Share The World's Resources was interviewed on Voice America talk radio about the reasons for founding the organisation, what economic sharing means, and the practical application of sharing as a solution to the interlocking crises facing humanity. Hosted by Audrey E. Kitagawa on the weekly show Our Sacred Journey.
Few people within the sharing economy movement are considering the
application of this important concept to the most pressing global issues of our time. So
it’s very encouraging to see an article that asks if sharing can solve global hunger – although a comprehensive answer deserves much more
research, insight and consideration.
A new project by the Post Growth Institute is exploring the prospect of a mainstream shift toward not-for-profit enterprise as an alternative to the growth-based model of business and finance. Could this form a crucial plank in the vision for a new economy based on sharing and cooperation, rather than competition and endless consumption?
The idea of
sharing food has taken root in recent years as a response to our broken food systems, but does it make sense to talk about
food sharing on a global basis? Perhaps it does, as long as we advocate a true
form of economic sharing that addresses the power structures and politics
underlying our unjust globalised food economy.
The social, environmental and economic crises that continue
to reap havoc across the globe provide a critical opportunity for ordinary
people to demand economic reform and political transformation says STWR's director, Rajesh Makwana, in an interview with John Habets & Henk Gloudemans.
Discussions and events that focus on sharing are becoming ever more mainstream in 2013, but the
broad conversation that encompasses the sharing economy also poses some challenges - especially when we consider what sharing means in international terms.
Read about STWR's work in 2012 and some of our planned participation at events over the coming year in the newsletter for March, which includes a run-down of recent articles and posts as well as an overview of our upcoming research priorities and a website redesign.
Governments must accept
that the root causes of poverty, inequality and climate change will never be
addressed without substantial reforms to the global economy.

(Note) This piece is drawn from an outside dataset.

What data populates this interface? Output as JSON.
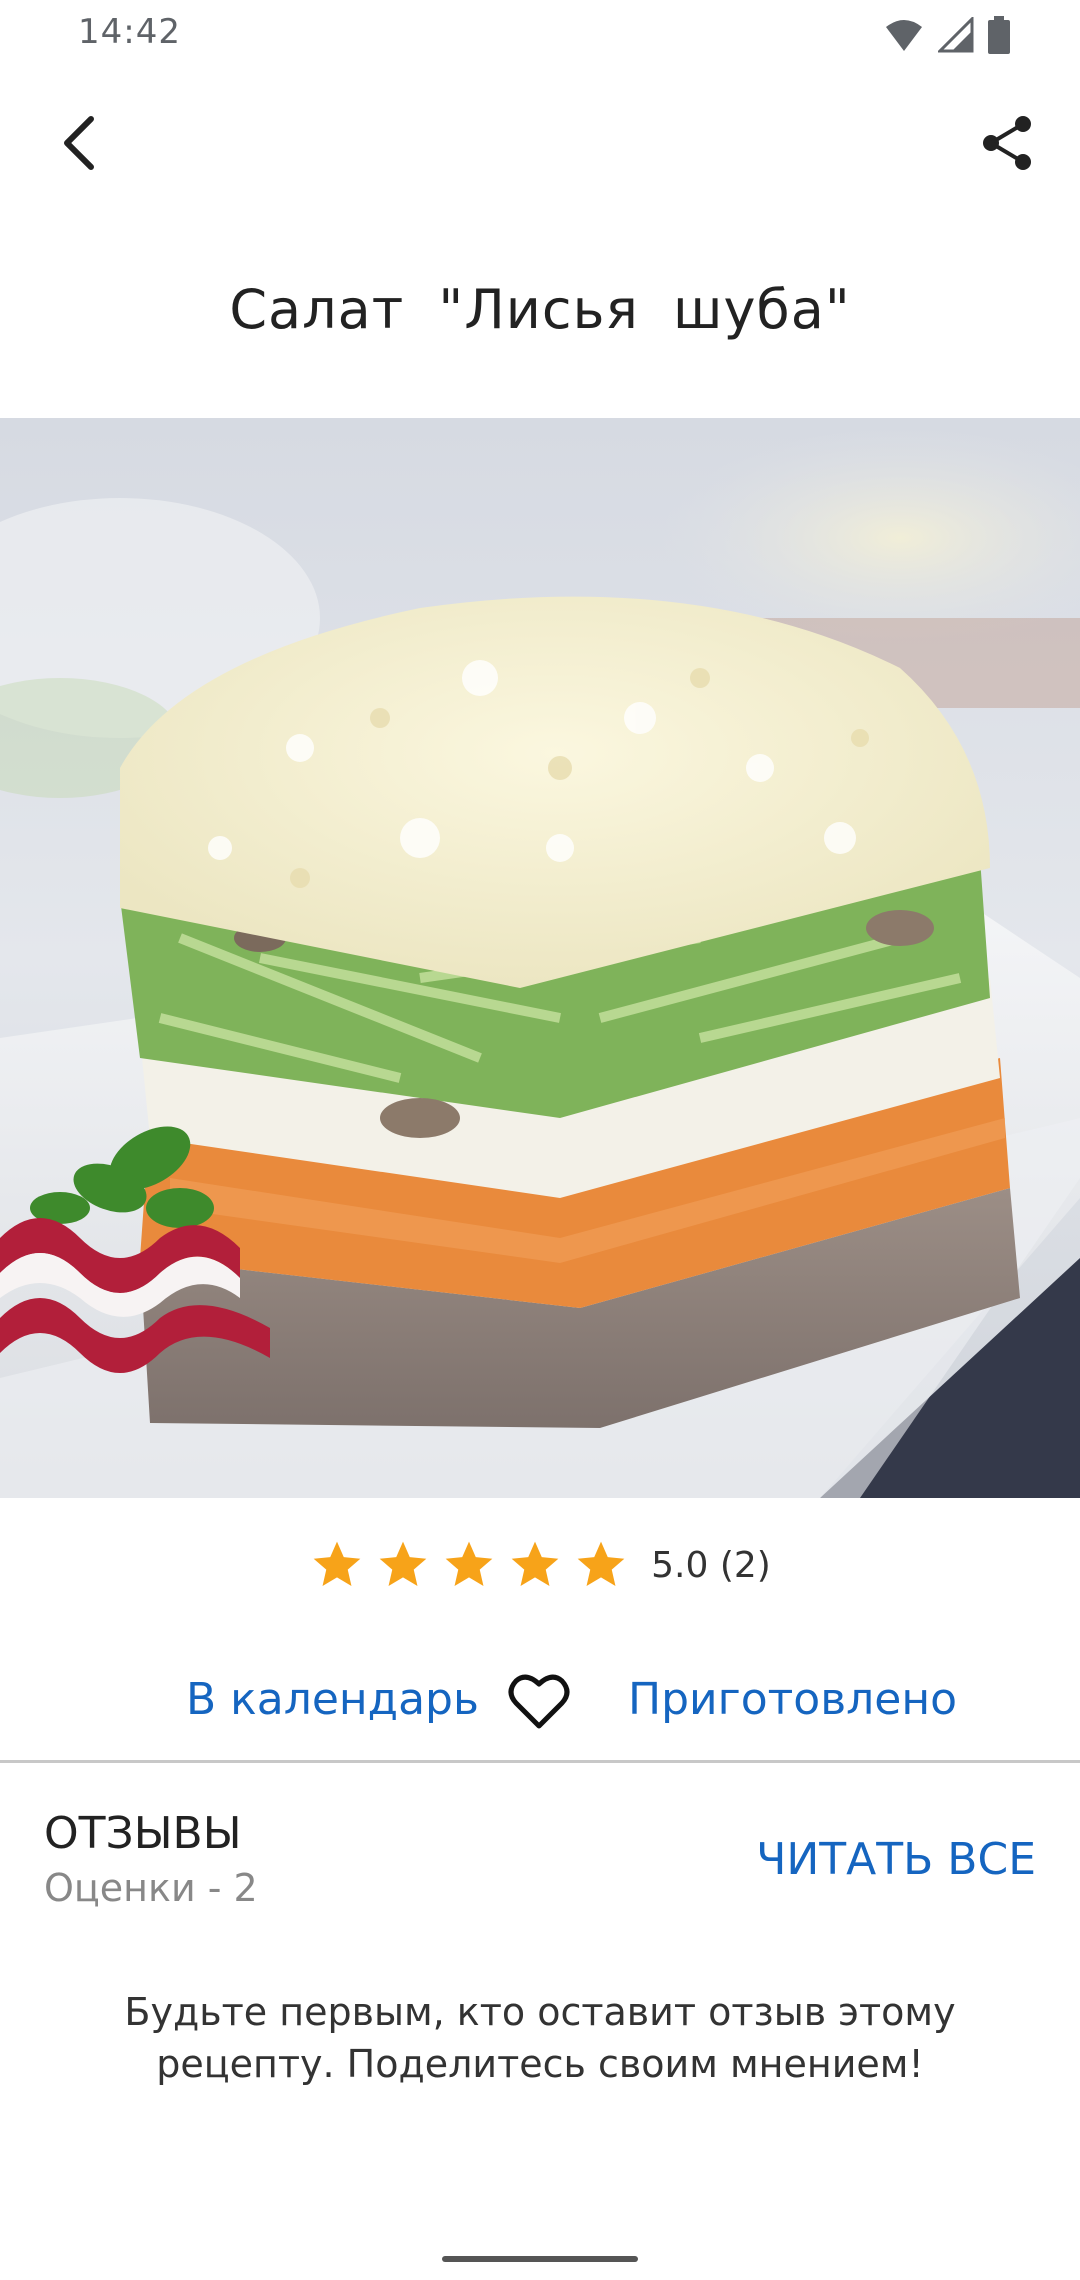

In the meanwhile,
the post-2015 development goals need to be much more ambitious about preventing
avoidable poverty-related deaths within an immediate timeframe.
Our latest Annual Review provides an overview of STWR’s key activities

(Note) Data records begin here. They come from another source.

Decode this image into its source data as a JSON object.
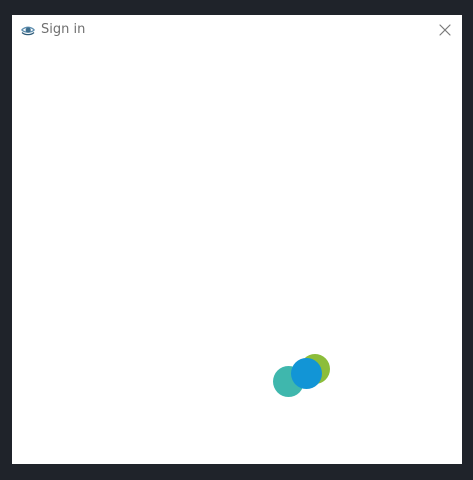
{
  "window": {
    "title": "Sign in",
    "app_icon": "eye-logo-icon",
    "close_icon": "close-icon"
  },
  "spinner": {
    "dots": [
      {
        "name": "teal",
        "color": "#3fb7ad"
      },
      {
        "name": "green",
        "color": "#8cbd3a"
      },
      {
        "name": "blue",
        "color": "#1295d6"
      }
    ]
  },
  "colors": {
    "frame_background": "#1f232a",
    "dialog_background": "#ffffff",
    "title_text": "#6f6f6f",
    "close_icon": "#7a7a7a",
    "app_icon_primary": "#3f6f8f"
  }
}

over the course of 2012 as well as an insight into our plans for 2013, which
include a website redesign, the publication of further reports and our involvement
in a number of upcoming events.

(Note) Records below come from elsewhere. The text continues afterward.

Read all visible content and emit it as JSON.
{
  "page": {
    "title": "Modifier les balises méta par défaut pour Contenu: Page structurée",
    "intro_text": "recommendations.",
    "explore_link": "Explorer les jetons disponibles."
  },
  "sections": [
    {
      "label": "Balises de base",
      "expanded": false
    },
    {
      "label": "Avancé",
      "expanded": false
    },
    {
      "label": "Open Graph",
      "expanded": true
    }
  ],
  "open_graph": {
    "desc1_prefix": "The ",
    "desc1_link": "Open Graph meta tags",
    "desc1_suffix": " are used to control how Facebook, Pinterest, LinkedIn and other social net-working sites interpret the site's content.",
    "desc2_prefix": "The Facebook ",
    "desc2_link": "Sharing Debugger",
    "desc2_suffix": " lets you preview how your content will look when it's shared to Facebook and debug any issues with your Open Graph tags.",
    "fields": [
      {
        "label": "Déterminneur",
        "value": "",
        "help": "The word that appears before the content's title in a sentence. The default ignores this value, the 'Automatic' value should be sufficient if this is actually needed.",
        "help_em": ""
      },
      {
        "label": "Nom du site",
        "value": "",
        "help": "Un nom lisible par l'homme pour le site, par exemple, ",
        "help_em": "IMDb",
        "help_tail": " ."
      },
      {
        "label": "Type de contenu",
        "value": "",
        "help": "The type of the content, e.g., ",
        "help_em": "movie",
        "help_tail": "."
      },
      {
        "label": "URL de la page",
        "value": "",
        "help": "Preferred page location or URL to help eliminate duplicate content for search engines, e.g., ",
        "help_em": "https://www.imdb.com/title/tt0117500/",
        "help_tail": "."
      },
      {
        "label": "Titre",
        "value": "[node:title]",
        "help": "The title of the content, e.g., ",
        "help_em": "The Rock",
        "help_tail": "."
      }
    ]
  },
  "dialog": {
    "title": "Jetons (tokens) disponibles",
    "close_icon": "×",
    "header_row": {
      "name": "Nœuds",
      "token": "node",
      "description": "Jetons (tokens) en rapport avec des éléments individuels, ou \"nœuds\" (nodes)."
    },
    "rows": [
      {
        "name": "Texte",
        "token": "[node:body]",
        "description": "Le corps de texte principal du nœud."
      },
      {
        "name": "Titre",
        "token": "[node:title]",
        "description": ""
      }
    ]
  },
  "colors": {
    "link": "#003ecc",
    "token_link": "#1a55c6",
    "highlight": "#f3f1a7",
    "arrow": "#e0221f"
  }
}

In a recent webinar discussion STWR presented an overview of
what sharing means in economic and political terms, and outlined how the
principle of sharing could act as both a guide for policymakers and a rallying
platform for civil society in the urgent process of world reconstruction.